WORK INSTRUCTION :: Please state how many lines in the records below contain the word "icon"; the answer should be a number and nothing else.
##########
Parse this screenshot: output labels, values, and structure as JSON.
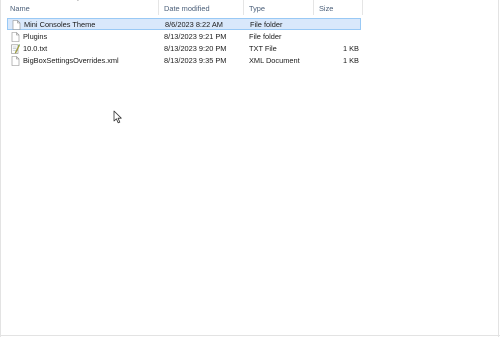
{
  "columns": {
    "name": "Name",
    "date": "Date modified",
    "type": "Type",
    "size": "Size"
  },
  "files": [
    {
      "name": "Mini Consoles Theme",
      "date": "8/6/2023 8:22 AM",
      "type": "File folder",
      "size": "",
      "icon": "folder-icon",
      "selected": true
    },
    {
      "name": "Plugins",
      "date": "8/13/2023 9:21 PM",
      "type": "File folder",
      "size": "",
      "icon": "folder-icon",
      "selected": false
    },
    {
      "name": "10.0.txt",
      "date": "8/13/2023 9:20 PM",
      "type": "TXT File",
      "size": "1 KB",
      "icon": "text-file-icon",
      "selected": false
    },
    {
      "name": "BigBoxSettingsOverrides.xml",
      "date": "8/13/2023 9:35 PM",
      "type": "XML Document",
      "size": "1 KB",
      "icon": "document-icon",
      "selected": false
    }
  ],
  "colors": {
    "header_text": "#4c607a",
    "selection_fill": "#d9e8fb",
    "selection_border": "#99c9f5"
  }
}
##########
TASK ANSWER :: 4